Variability in the production of solar (or wind) installations due to seasonality and meteorological conditions means that integration of storage systems is essential to replace fossil fuels in off-grid communities. “Installation costs can therefore double,” affirms Yves Poissant, who goes on to add that one of the advantages of solar is its scalability and the fact that the size of the system can easily be adapted to local requirements.
Panel 3: Self-generation of solar PV for residential and commercial building sector
– Patrick Goulet, President, Énergie solaire Québec
– Jean-François Jaimes, Director, Development and Renewable Energy, Énergir
– Mike Perrault, President, Rematek Energy
Worldwide, energy production is trending toward decentralization, observes Jean-François Jaimes. The absence of financial incentives such as tax credits is one element that was touched upon by several of the panelists. This lack of financial assistance is particularly evident in the case of residential or commercial installations, where the economic or environmental benefits of shifting from grid-distributed hydro to solar are less striking. Mr. Jaimes also indicates that RFPs might help enhance the solar value chain. Solar PV will therefore grow in popularity for residential and commercial applications provided that module efficiency, storage, control and management continue to improve, suggests Mr. Jaimes.
Research must also make considerable progress in terms of PV module installations on grid-connected buildings.

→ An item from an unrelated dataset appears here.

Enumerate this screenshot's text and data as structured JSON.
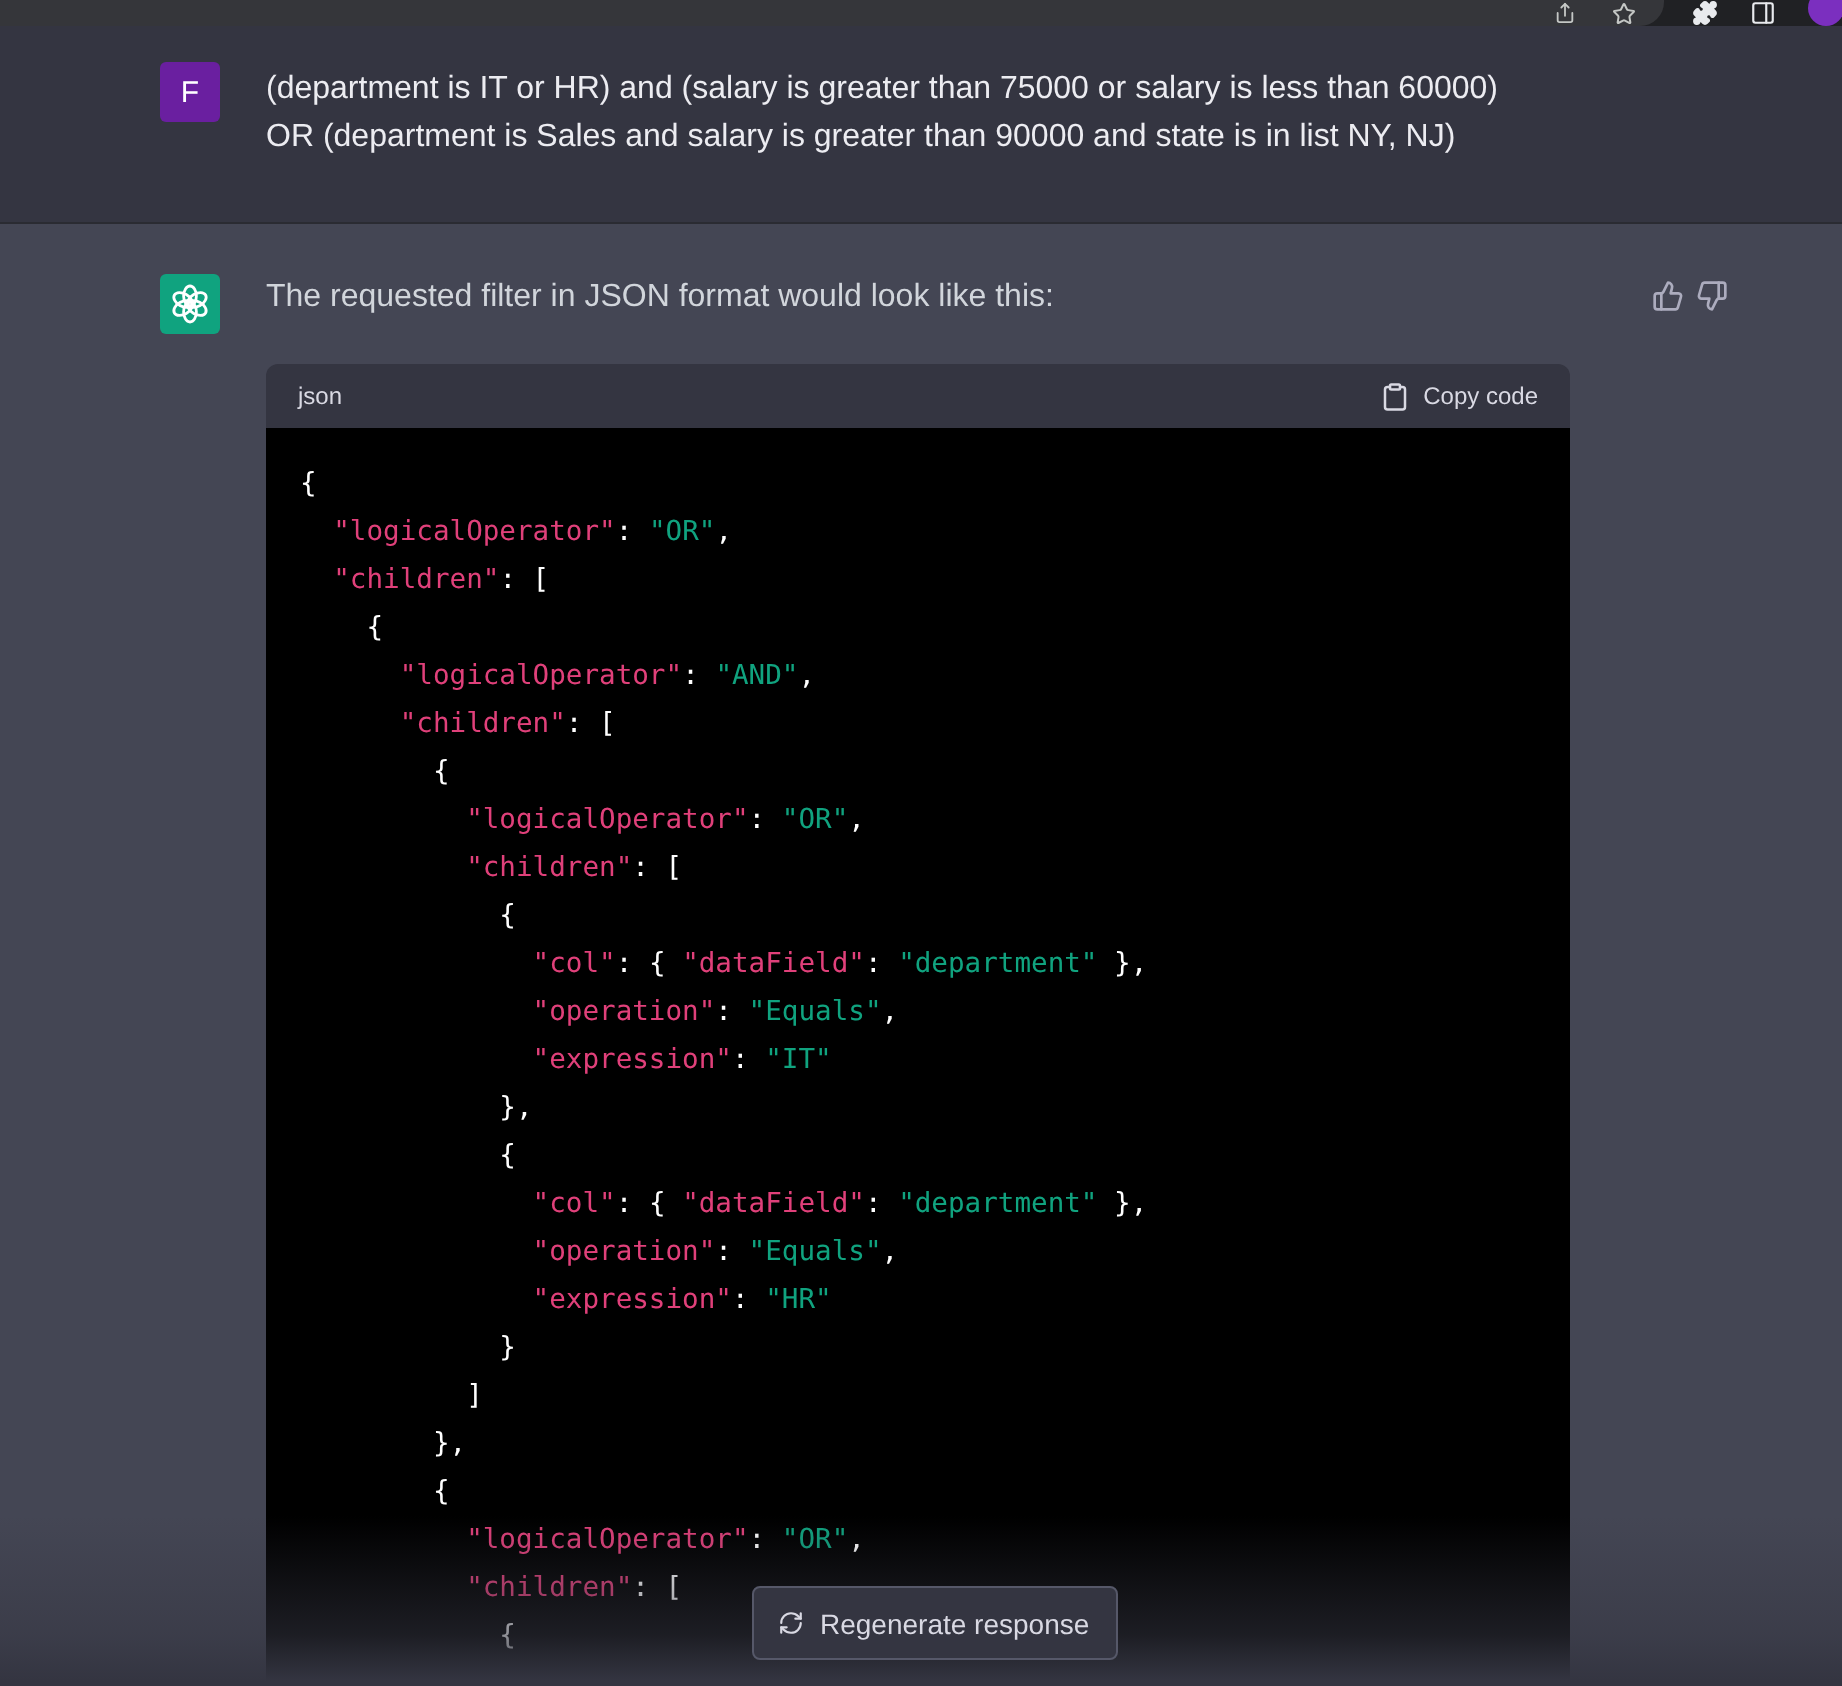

Mike Perrault affirms that early solar success stories in Quebec such as the Varennes library with its integrated panels boost confidence and will give rise to other projects by removing the barriers to the development of this technology.
This type of pioneering project also opens the door for further research and innovation to satisfy customers’ needs and requirements. For this reason, Patrick Goulet shifted the conversation to building-integrated PV systems (BIPV), whose costs are trending downward and which help address a number of constraints and needs. He also advises would-be self-generators to contact Hydro-Québec from the earliest stages of their project in order to better plan their installation and to familiarize themselves with potential opportunities and benefits.
Solar power in Quebec: part of the solution
This energy source represents an additional tool in Quebec’s energy transition arsenal, as it offers noteworthy economic and energy benefits in a number of sectors, including the electrification of off-grid networks as well as residential and commercial self-generation.
Solar PV is set to expand in Quebec over the next few years, in addition to representing an asset in the province’s energy mix. Furthermore, PV paired with hydro and wind could enable Quebec to reach its target of reducing GHG emissions by 37.5% below 1990 levels by 2030 while at the same time positioning the province as a North American leader in renewable energy.
“We’ve got to get the ball rolling and that’s about to happen!” declares François Morin with enthusiasm and conviction.
Le Québec a intérêt à miser sur le solaire, conclut un rapport – Le Devoir, May 2021
Le Québec n’a pas le choix de se tourner vers l’énergie solaire – Journal 24h, May 2021
Le solaire photovoltaïque aussi concurrentiel qu’Hydro-Québec d’ici 2030 – Les Affaires, May 2021